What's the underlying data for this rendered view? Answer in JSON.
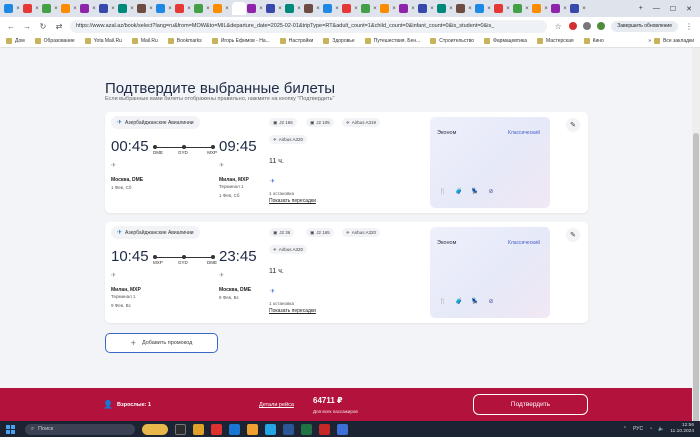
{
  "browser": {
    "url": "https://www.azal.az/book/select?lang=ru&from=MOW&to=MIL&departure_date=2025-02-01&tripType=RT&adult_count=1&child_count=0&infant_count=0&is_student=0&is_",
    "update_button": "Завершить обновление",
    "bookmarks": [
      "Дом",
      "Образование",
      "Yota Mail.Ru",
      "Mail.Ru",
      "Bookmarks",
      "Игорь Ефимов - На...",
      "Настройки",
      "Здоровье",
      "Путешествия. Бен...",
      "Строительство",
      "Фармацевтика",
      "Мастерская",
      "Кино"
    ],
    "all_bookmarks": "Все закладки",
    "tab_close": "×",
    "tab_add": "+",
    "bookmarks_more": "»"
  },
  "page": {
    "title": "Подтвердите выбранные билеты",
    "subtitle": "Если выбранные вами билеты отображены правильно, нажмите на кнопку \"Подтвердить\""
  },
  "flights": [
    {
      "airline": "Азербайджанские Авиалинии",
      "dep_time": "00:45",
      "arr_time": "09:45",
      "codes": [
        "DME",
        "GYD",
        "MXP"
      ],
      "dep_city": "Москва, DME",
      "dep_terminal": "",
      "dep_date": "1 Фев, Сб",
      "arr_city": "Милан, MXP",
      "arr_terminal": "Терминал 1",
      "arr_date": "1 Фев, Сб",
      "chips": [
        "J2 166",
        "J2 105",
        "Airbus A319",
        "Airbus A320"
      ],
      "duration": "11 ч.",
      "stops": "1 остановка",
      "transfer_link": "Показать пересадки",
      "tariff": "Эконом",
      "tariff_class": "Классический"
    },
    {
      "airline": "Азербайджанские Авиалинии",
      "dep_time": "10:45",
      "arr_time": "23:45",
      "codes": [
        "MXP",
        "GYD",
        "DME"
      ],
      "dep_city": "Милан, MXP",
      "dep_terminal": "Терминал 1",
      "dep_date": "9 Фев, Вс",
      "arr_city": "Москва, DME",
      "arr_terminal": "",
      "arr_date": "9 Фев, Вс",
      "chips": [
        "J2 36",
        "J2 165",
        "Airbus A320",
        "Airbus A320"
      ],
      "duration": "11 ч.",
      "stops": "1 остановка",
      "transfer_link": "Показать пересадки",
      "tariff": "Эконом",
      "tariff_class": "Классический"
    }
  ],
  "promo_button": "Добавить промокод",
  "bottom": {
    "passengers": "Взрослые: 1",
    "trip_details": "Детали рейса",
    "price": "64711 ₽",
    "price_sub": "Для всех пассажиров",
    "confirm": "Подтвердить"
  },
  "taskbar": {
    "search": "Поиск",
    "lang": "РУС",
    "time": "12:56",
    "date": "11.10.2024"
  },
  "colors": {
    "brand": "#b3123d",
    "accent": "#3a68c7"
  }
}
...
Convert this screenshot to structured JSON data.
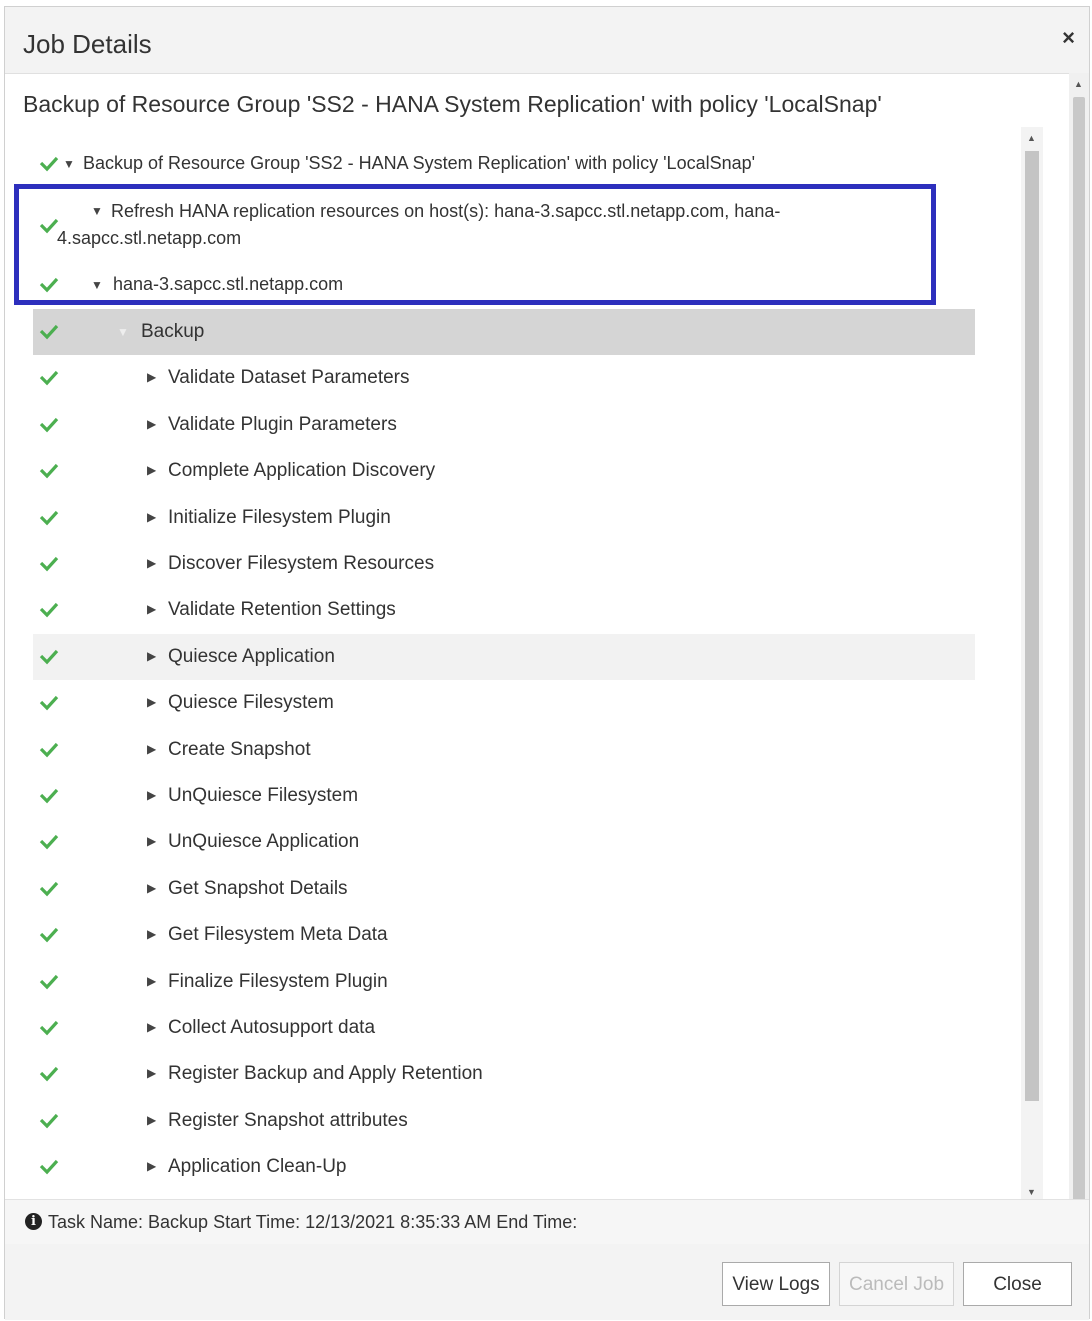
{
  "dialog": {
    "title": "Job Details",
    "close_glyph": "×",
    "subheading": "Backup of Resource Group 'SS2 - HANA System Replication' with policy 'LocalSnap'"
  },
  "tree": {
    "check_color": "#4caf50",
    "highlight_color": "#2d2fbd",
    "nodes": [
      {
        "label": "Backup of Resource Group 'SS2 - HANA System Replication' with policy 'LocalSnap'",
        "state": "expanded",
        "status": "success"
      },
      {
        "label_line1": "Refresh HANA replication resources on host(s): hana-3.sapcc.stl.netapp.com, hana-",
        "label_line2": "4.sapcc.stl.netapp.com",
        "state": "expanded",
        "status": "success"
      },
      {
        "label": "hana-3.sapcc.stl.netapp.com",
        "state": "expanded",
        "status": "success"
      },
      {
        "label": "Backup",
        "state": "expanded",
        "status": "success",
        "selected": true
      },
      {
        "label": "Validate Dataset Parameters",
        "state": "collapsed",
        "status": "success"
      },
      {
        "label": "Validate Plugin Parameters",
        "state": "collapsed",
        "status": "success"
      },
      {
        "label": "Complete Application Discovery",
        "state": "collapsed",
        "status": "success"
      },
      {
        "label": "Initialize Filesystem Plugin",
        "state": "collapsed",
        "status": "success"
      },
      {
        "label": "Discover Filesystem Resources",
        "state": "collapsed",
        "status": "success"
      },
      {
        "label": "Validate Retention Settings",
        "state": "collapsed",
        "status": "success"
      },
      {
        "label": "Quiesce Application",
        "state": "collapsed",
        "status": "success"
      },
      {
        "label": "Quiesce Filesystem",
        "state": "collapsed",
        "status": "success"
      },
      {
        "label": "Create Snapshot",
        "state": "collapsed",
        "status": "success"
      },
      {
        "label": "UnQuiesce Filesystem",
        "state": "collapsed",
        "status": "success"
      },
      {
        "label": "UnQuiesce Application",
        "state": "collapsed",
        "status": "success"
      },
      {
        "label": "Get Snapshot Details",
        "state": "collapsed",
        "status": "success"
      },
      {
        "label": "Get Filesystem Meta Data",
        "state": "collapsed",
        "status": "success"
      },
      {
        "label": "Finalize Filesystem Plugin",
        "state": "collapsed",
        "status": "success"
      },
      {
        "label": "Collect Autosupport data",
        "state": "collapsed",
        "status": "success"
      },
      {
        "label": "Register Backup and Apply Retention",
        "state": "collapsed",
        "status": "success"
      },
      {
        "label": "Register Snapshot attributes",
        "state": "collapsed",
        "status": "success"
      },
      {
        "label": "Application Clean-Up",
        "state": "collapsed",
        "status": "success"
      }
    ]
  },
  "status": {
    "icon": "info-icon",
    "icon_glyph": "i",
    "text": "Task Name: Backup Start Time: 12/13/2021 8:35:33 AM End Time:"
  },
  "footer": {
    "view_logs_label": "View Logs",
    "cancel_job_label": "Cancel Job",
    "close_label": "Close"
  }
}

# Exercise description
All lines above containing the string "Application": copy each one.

# Exercise answer
        "label": "Complete Application Discovery",
        "label": "Quiesce Application",
        "label": "UnQuiesce Application",
        "label": "Application Clean-Up",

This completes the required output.